Good morning, Broadsheet readers! Wells Fargo ditches forced arbitration, Rep. Tulsi Gabbard is the only person of color left in the presidential race, and a former Fortune 500 CEO—and our colleague Michal—reflect on the importance of being mindful of how you spend your time. Have a terrific Thursday.
– The clock is ticking. This morning’s essay comes from Fortune senior writer Michal Lev-Ram:
On some level, we all know time is precious. But sometimes the universe chooses to bring that fact home in the most… vivid of ways.
Yesterday morning, I was scheduled to interview Indra Nooyi, the former chief executive officer of PepsiCo. After getting showered and dressed, I took a quick stroll over to grab a cup of coffee when a bird pooped on my head. With no time to start from scratch, I hurried to the closest bathroom to rinse the contaminated parts of my hair in the sink as best as I could.
When I sat down with Nooyi a short while later—doing my best not to worry about the state of head—one of my first questions was about time, and how life has changed now that she has more of it.
“It’s been liberating, not having to run a company,” she told me. “I loved my job running PepsiCo, don’t get me wrong. But I was bound to a schedule, and it was PepsiCo all the time.”
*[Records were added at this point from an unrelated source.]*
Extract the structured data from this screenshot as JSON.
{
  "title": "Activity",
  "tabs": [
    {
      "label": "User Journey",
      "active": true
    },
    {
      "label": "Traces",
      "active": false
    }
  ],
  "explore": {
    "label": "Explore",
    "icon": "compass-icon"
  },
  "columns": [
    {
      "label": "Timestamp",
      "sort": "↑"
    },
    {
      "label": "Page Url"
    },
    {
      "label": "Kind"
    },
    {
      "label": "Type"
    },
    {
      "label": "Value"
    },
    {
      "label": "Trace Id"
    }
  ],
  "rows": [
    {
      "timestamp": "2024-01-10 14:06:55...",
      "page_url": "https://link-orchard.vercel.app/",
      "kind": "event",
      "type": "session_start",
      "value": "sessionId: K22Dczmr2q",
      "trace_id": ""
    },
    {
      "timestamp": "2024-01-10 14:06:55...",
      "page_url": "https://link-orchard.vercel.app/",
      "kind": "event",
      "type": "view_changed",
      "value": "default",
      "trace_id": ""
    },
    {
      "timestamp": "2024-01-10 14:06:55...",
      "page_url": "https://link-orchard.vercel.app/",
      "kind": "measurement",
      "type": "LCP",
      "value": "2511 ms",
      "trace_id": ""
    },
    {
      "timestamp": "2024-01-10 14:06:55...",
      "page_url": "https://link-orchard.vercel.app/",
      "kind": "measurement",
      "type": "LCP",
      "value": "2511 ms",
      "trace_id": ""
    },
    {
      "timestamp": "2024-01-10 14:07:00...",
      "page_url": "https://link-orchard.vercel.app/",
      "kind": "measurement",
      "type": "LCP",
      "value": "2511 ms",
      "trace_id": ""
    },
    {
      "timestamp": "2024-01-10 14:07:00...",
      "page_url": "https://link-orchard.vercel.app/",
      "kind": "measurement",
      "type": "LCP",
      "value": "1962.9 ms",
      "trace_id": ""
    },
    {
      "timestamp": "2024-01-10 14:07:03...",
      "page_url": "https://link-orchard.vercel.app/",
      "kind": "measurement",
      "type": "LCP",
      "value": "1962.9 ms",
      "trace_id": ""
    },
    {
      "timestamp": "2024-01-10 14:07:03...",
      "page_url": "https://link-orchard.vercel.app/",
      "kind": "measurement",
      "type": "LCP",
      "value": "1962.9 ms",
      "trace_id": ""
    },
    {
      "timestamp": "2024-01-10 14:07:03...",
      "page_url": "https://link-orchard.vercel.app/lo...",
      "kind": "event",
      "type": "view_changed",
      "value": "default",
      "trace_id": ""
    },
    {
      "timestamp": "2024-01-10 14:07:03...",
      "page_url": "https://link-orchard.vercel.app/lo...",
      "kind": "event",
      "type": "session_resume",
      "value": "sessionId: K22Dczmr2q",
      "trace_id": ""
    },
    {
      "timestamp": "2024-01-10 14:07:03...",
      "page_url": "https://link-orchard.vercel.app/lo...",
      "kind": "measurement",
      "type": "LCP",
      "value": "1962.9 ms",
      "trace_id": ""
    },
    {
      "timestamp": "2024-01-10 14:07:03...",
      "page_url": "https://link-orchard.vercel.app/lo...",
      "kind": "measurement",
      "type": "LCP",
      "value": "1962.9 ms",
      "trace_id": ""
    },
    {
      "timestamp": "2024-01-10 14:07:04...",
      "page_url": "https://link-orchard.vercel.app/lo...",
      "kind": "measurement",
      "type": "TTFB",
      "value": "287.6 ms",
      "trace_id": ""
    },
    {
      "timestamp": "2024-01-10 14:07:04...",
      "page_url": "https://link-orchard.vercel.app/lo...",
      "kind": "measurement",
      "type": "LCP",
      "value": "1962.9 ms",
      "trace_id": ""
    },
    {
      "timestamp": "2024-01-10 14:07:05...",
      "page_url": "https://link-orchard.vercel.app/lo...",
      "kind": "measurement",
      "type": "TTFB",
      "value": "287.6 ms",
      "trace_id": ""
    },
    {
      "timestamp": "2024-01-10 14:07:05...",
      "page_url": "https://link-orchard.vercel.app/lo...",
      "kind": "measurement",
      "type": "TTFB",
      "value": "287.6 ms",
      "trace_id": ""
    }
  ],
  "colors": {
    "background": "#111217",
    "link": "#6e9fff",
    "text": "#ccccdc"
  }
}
Nooyi says she’s now devoting herself to “passion projects,” like writing a book that tackles the challenges of integrating work and family life.
In some ways, she says, she is busier than ever—in addition to working on the book, the long-time CEO is a member of Amazon’s board of directors. But Nooyi also says that, if she wants to take a break during the day, she now has time to take one.
Nooyi has had a spectacular career. But in her goodbye letter to employees in 2018, she admitted that, throughout her tenure at PepsiCo, there were moments she’d wished she’d been able to spend more time with her children and family. “Think hard about time,” she wrote in her parting words to staffers.
The conversation got me thinking: How would I allocate my time differently if I could? I would like to think that I can be intentional about my time even as I journey through what is likely the busiest period of my life, both personally and professionally. But I’m also sure that some realizations can only be made in hindsight. Some level of regret is inevitable, right?
What will I regret? Not having chaperoned more of my kids’ field trips? Not having pushed myself harder at work? Not making more time to do volunteer work, or to read more books, or to floss my teeth?
A few years back, when she was still the CEO of PepsiCo, Nooyi told Fortune that balancing career with family “hurt like hell.” Maybe, when you’re the head of a Fortune 500 company that’s an unavoidable reality. But I certainly hope that’s not how I …read more